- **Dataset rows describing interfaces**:
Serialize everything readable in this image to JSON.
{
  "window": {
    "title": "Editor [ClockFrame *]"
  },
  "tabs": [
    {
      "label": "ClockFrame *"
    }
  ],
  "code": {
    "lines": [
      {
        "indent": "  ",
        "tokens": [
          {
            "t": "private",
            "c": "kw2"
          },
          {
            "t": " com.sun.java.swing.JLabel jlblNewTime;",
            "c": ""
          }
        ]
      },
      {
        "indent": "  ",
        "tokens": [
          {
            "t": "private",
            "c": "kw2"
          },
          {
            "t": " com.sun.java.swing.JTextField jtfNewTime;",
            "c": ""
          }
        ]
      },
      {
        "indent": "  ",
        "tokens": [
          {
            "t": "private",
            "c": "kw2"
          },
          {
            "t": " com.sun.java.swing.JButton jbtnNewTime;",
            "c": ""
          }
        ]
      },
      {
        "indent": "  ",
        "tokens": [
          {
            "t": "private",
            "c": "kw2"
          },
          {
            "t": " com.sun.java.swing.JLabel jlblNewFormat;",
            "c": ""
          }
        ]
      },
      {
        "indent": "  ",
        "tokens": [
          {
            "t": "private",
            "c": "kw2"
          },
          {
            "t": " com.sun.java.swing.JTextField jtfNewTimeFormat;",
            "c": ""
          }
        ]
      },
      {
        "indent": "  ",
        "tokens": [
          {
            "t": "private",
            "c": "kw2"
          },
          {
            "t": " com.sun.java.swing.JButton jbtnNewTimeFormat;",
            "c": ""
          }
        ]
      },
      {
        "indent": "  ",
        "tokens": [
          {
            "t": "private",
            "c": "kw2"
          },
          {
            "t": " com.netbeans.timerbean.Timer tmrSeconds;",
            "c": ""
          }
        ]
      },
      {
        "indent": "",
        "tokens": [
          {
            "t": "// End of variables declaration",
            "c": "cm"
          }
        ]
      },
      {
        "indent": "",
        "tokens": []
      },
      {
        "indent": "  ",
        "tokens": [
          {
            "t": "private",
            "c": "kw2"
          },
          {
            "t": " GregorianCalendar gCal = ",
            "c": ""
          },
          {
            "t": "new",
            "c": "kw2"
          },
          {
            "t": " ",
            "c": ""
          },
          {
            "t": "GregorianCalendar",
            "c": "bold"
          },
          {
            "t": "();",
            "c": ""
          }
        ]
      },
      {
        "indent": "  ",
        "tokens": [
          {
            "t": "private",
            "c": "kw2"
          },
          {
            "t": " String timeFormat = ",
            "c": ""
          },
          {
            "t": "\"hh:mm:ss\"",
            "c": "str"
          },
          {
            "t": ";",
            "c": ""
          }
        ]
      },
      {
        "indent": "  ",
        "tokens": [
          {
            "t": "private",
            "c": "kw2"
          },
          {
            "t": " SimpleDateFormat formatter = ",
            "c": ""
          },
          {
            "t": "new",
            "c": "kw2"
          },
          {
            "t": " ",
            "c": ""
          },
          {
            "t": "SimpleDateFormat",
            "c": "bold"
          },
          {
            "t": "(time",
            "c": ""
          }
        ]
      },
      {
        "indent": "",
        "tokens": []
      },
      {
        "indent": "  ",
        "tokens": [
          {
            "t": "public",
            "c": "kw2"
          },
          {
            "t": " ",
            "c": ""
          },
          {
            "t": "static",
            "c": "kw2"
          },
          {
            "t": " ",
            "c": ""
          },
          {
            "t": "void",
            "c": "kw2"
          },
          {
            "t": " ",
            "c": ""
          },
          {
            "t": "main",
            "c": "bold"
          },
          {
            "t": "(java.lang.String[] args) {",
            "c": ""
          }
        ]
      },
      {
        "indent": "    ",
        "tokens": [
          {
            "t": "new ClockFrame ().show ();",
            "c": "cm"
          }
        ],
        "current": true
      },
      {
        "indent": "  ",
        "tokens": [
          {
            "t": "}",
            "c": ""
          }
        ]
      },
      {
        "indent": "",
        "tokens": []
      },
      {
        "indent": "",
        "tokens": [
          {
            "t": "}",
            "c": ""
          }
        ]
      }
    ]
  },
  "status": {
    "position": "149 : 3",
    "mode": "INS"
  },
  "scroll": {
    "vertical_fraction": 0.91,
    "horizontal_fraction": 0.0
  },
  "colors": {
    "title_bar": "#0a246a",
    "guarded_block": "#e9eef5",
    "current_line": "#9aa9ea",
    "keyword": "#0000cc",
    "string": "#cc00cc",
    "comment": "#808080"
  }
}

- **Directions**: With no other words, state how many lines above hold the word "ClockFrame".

- **Response area**: 3